Stored data entries
* * * * * * *

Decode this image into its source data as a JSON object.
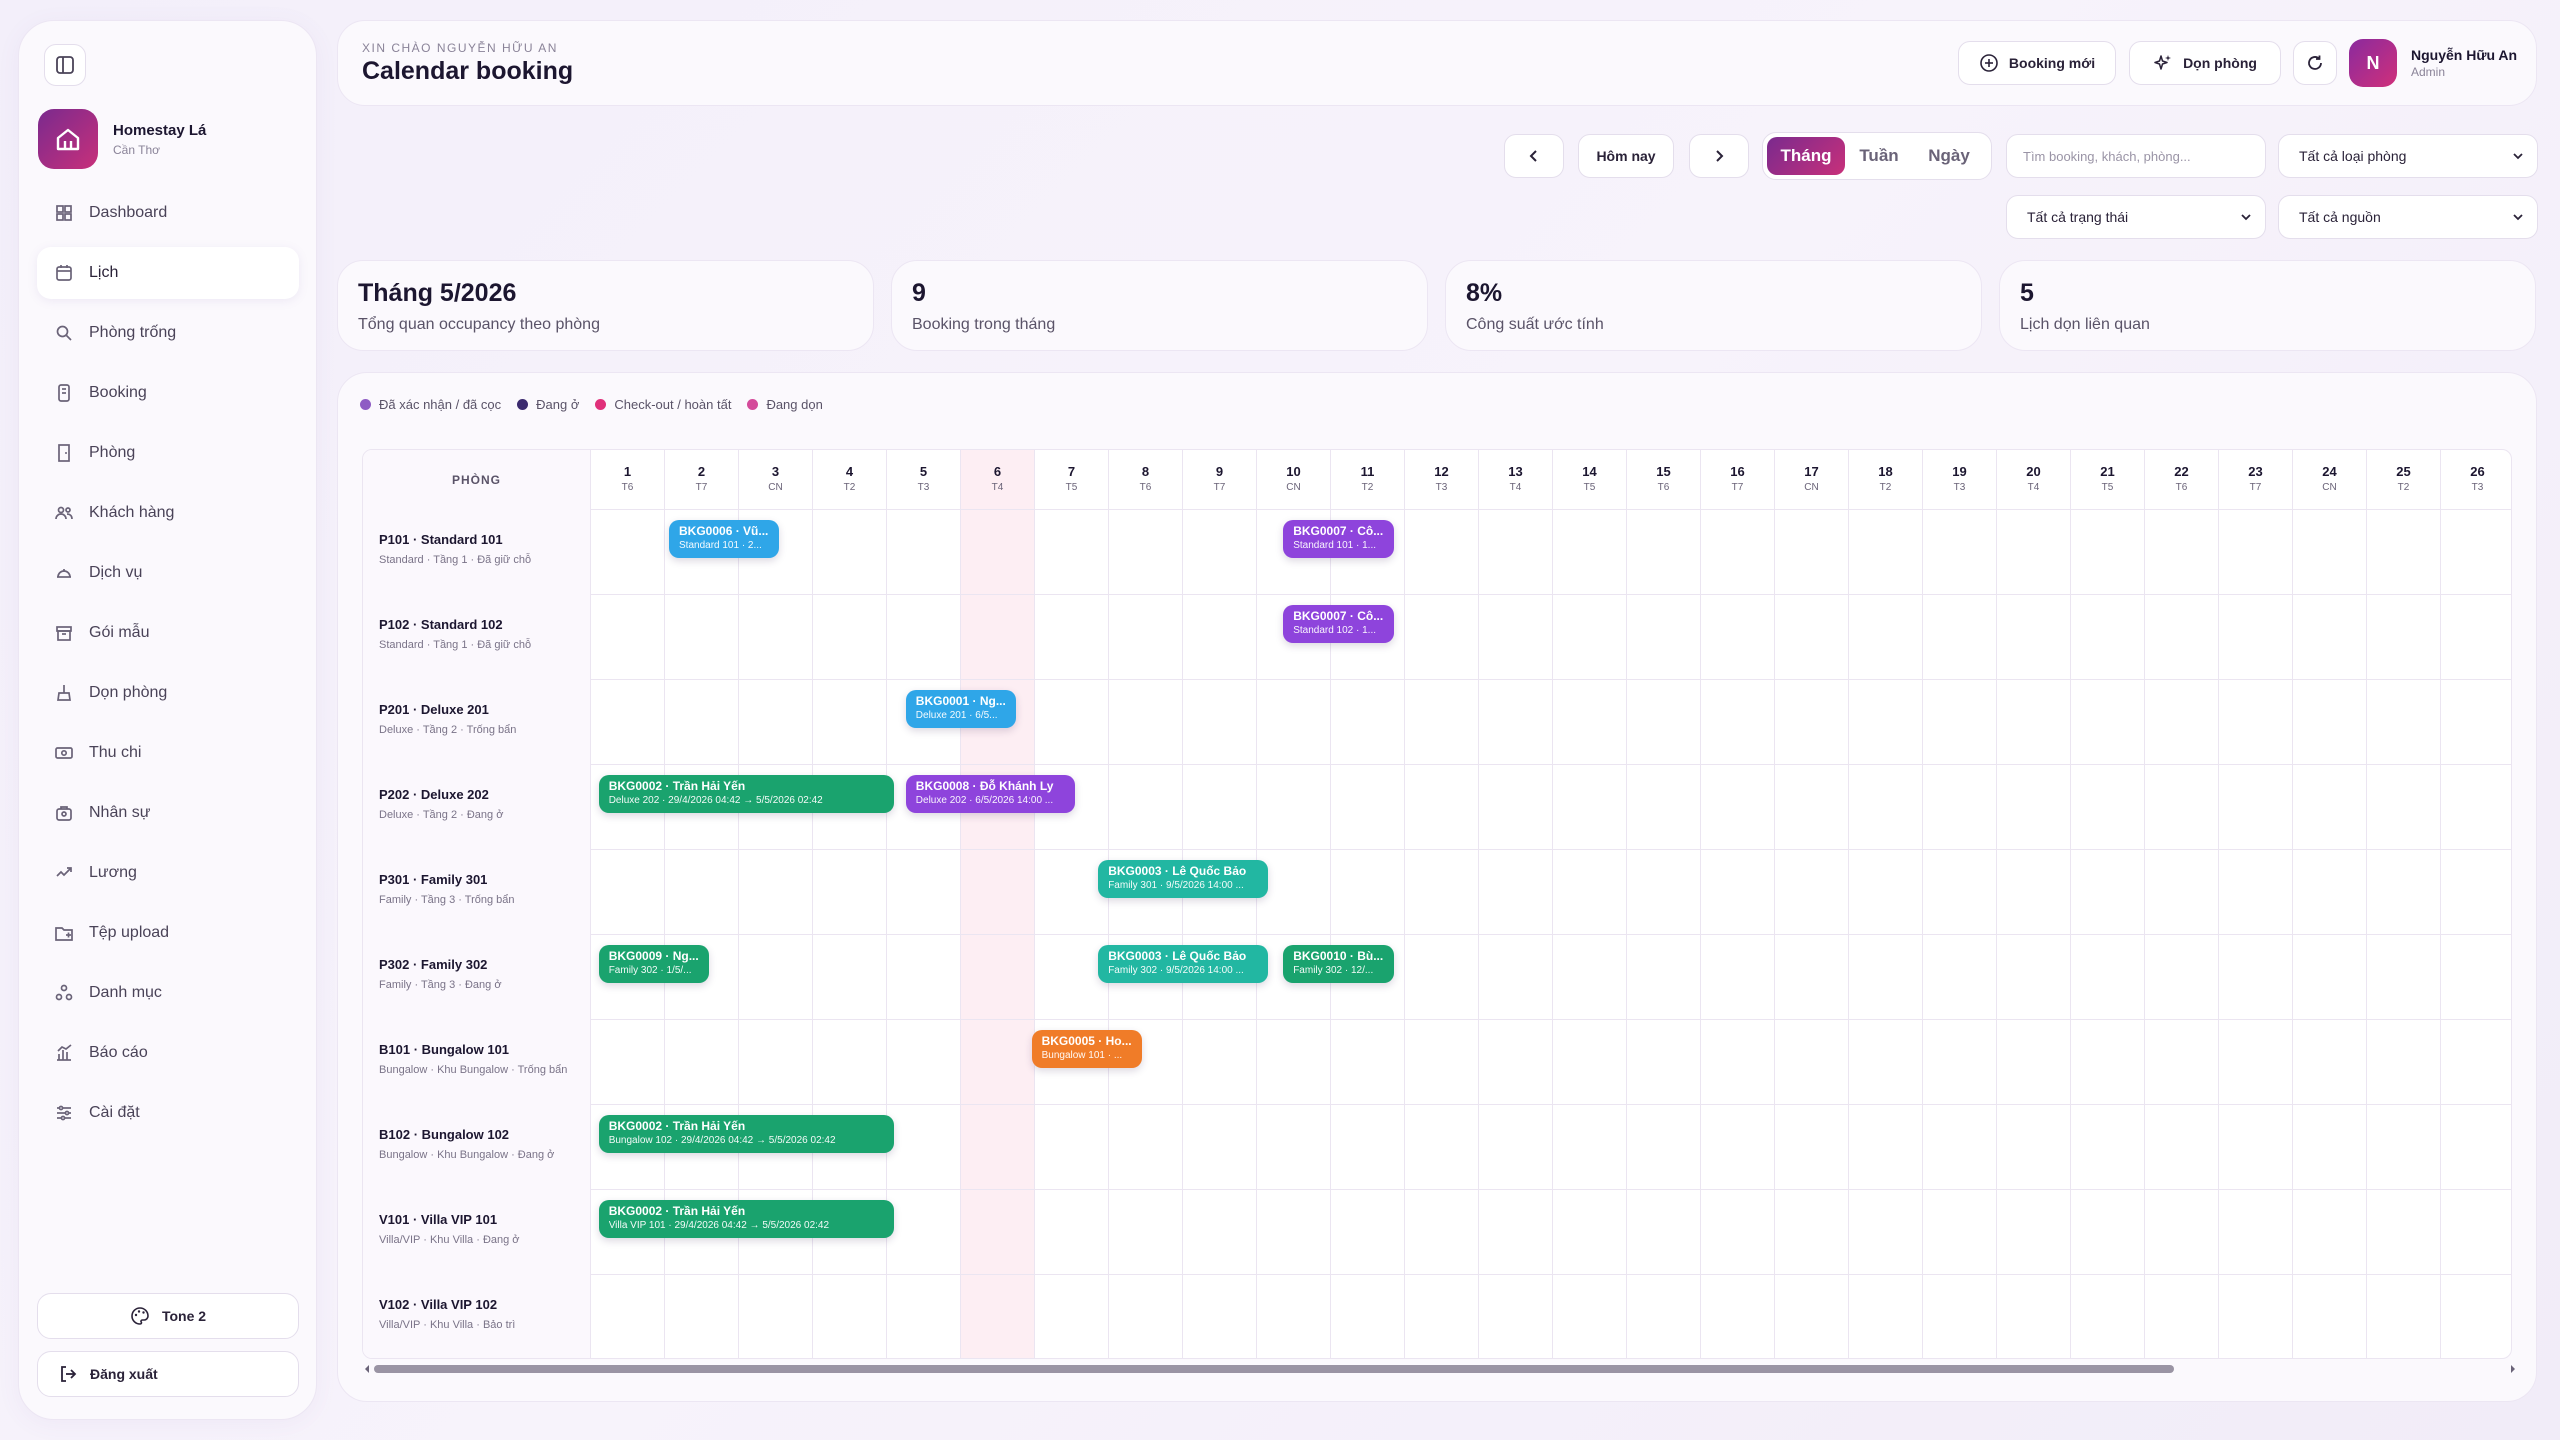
{
  "sidebar": {
    "brand_name": "Homestay Lá",
    "brand_city": "Cần Thơ",
    "items": [
      {
        "label": "Dashboard",
        "icon": "dashboard-icon"
      },
      {
        "label": "Lịch",
        "icon": "calendar-icon",
        "active": true
      },
      {
        "label": "Phòng trống",
        "icon": "search-icon"
      },
      {
        "label": "Booking",
        "icon": "booking-icon"
      },
      {
        "label": "Phòng",
        "icon": "door-icon"
      },
      {
        "label": "Khách hàng",
        "icon": "users-icon"
      },
      {
        "label": "Dịch vụ",
        "icon": "service-icon"
      },
      {
        "label": "Gói mẫu",
        "icon": "package-icon"
      },
      {
        "label": "Dọn phòng",
        "icon": "broom-icon"
      },
      {
        "label": "Thu chi",
        "icon": "money-icon"
      },
      {
        "label": "Nhân sự",
        "icon": "staff-icon"
      },
      {
        "label": "Lương",
        "icon": "salary-icon"
      },
      {
        "label": "Tệp upload",
        "icon": "folder-icon"
      },
      {
        "label": "Danh mục",
        "icon": "category-icon"
      },
      {
        "label": "Báo cáo",
        "icon": "report-icon"
      },
      {
        "label": "Cài đặt",
        "icon": "settings-icon"
      }
    ],
    "tone_label": "Tone 2",
    "logout_label": "Đăng xuất"
  },
  "header": {
    "greeting": "XIN CHÀO NGUYỄN HỮU AN",
    "title": "Calendar booking",
    "new_booking_label": "Booking mới",
    "cleaning_label": "Dọn phòng",
    "user_initial": "N",
    "user_name": "Nguyễn Hữu An",
    "user_role": "Admin"
  },
  "toolbar": {
    "today_label": "Hôm nay",
    "view_tabs": [
      "Tháng",
      "Tuần",
      "Ngày"
    ],
    "active_view": "Tháng",
    "search_placeholder": "Tìm booking, khách, phòng...",
    "room_type_filter": "Tất cả loại phòng",
    "status_filter": "Tất cả trạng thái",
    "source_filter": "Tất cả nguồn"
  },
  "stats": [
    {
      "value": "Tháng 5/2026",
      "label": "Tổng quan occupancy theo phòng"
    },
    {
      "value": "9",
      "label": "Booking trong tháng"
    },
    {
      "value": "8%",
      "label": "Công suất ước tính"
    },
    {
      "value": "5",
      "label": "Lịch dọn liên quan"
    }
  ],
  "legend": [
    {
      "label": "Đã xác nhận / đã cọc",
      "color": "#8e5cc4"
    },
    {
      "label": "Đang ở",
      "color": "#3b2a6e"
    },
    {
      "label": "Check-out / hoàn tất",
      "color": "#e0307a"
    },
    {
      "label": "Đang dọn",
      "color": "#d44a9a"
    }
  ],
  "calendar": {
    "room_header": "PHÒNG",
    "today_day": 6,
    "days": [
      {
        "d": "1",
        "w": "T6"
      },
      {
        "d": "2",
        "w": "T7"
      },
      {
        "d": "3",
        "w": "CN"
      },
      {
        "d": "4",
        "w": "T2"
      },
      {
        "d": "5",
        "w": "T3"
      },
      {
        "d": "6",
        "w": "T4"
      },
      {
        "d": "7",
        "w": "T5"
      },
      {
        "d": "8",
        "w": "T6"
      },
      {
        "d": "9",
        "w": "T7"
      },
      {
        "d": "10",
        "w": "CN"
      },
      {
        "d": "11",
        "w": "T2"
      },
      {
        "d": "12",
        "w": "T3"
      },
      {
        "d": "13",
        "w": "T4"
      },
      {
        "d": "14",
        "w": "T5"
      },
      {
        "d": "15",
        "w": "T6"
      },
      {
        "d": "16",
        "w": "T7"
      },
      {
        "d": "17",
        "w": "CN"
      },
      {
        "d": "18",
        "w": "T2"
      },
      {
        "d": "19",
        "w": "T3"
      },
      {
        "d": "20",
        "w": "T4"
      },
      {
        "d": "21",
        "w": "T5"
      },
      {
        "d": "22",
        "w": "T6"
      },
      {
        "d": "23",
        "w": "T7"
      },
      {
        "d": "24",
        "w": "CN"
      },
      {
        "d": "25",
        "w": "T2"
      },
      {
        "d": "26",
        "w": "T3"
      }
    ],
    "rooms": [
      {
        "name": "P101 · Standard 101",
        "meta": "Standard · Tầng 1 · Đã giữ chỗ"
      },
      {
        "name": "P102 · Standard 102",
        "meta": "Standard · Tầng 1 · Đã giữ chỗ"
      },
      {
        "name": "P201 · Deluxe 201",
        "meta": "Deluxe · Tầng 2 · Trống bẩn"
      },
      {
        "name": "P202 · Deluxe 202",
        "meta": "Deluxe · Tầng 2 · Đang ở"
      },
      {
        "name": "P301 · Family 301",
        "meta": "Family · Tầng 3 · Trống bẩn"
      },
      {
        "name": "P302 · Family 302",
        "meta": "Family · Tầng 3 · Đang ở"
      },
      {
        "name": "B101 · Bungalow 101",
        "meta": "Bungalow · Khu Bungalow · Trống bẩn"
      },
      {
        "name": "B102 · Bungalow 102",
        "meta": "Bungalow · Khu Bungalow · Đang ở"
      },
      {
        "name": "V101 · Villa VIP 101",
        "meta": "Villa/VIP · Khu Villa · Đang ở"
      },
      {
        "name": "V102 · Villa VIP 102",
        "meta": "Villa/VIP · Khu Villa · Bảo trì"
      }
    ],
    "bookings": [
      {
        "row": 0,
        "start": 1,
        "span": 1.6,
        "title": "BKG0006 · Vũ...",
        "sub": "Standard 101 · 2...",
        "color": "#2fa6e8"
      },
      {
        "row": 0,
        "start": 9.3,
        "span": 1.6,
        "title": "BKG0007 · Cô...",
        "sub": "Standard 101 · 1...",
        "color": "#8e44dc"
      },
      {
        "row": 1,
        "start": 9.3,
        "span": 1.6,
        "title": "BKG0007 · Cô...",
        "sub": "Standard 102 · 1...",
        "color": "#8e44dc"
      },
      {
        "row": 2,
        "start": 4.2,
        "span": 1.6,
        "title": "BKG0001 · Ng...",
        "sub": "Deluxe 201 · 6/5...",
        "color": "#2fa6e8"
      },
      {
        "row": 3,
        "start": 0.05,
        "span": 4.1,
        "title": "BKG0002 · Trần Hải Yến",
        "sub": "Deluxe 202 · 29/4/2026 04:42 → 5/5/2026 02:42",
        "color": "#1aa36e"
      },
      {
        "row": 3,
        "start": 4.2,
        "span": 2.4,
        "title": "BKG0008 · Đỗ Khánh Ly",
        "sub": "Deluxe 202 · 6/5/2026 14:00 ...",
        "color": "#8e44dc"
      },
      {
        "row": 4,
        "start": 6.8,
        "span": 2.4,
        "title": "BKG0003 · Lê Quốc Bảo",
        "sub": "Family 301 · 9/5/2026 14:00 ...",
        "color": "#22b7a2"
      },
      {
        "row": 5,
        "start": 0.05,
        "span": 1.6,
        "title": "BKG0009 · Ng...",
        "sub": "Family 302 · 1/5/...",
        "color": "#1aa36e"
      },
      {
        "row": 5,
        "start": 6.8,
        "span": 2.4,
        "title": "BKG0003 · Lê Quốc Bảo",
        "sub": "Family 302 · 9/5/2026 14:00 ...",
        "color": "#22b7a2"
      },
      {
        "row": 5,
        "start": 9.3,
        "span": 1.6,
        "title": "BKG0010 · Bù...",
        "sub": "Family 302 · 12/...",
        "color": "#1aa36e"
      },
      {
        "row": 6,
        "start": 5.9,
        "span": 1.6,
        "title": "BKG0005 · Ho...",
        "sub": "Bungalow 101 · ...",
        "color": "#f07c28"
      },
      {
        "row": 7,
        "start": 0.05,
        "span": 4.1,
        "title": "BKG0002 · Trần Hải Yến",
        "sub": "Bungalow 102 · 29/4/2026 04:42 → 5/5/2026 02:42",
        "color": "#1aa36e"
      },
      {
        "row": 8,
        "start": 0.05,
        "span": 4.1,
        "title": "BKG0002 · Trần Hải Yến",
        "sub": "Villa VIP 101 · 29/4/2026 04:42 → 5/5/2026 02:42",
        "color": "#1aa36e"
      }
    ]
  }
}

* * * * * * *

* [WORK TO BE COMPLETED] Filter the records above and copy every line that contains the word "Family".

* [EXERCISE RESULT]
        "name": "P301 · Family 301",
        "meta": "Family · Tầng 3 · Trống bẩn"
        "name": "P302 · Family 302",
        "meta": "Family · Tầng 3 · Đang ở"
        "sub": "Family 301 · 9/5/2026 14:00 ...",
        "sub": "Family 302 · 1/5/...",
        "sub": "Family 302 · 9/5/2026 14:00 ...",
        "sub": "Family 302 · 12/...",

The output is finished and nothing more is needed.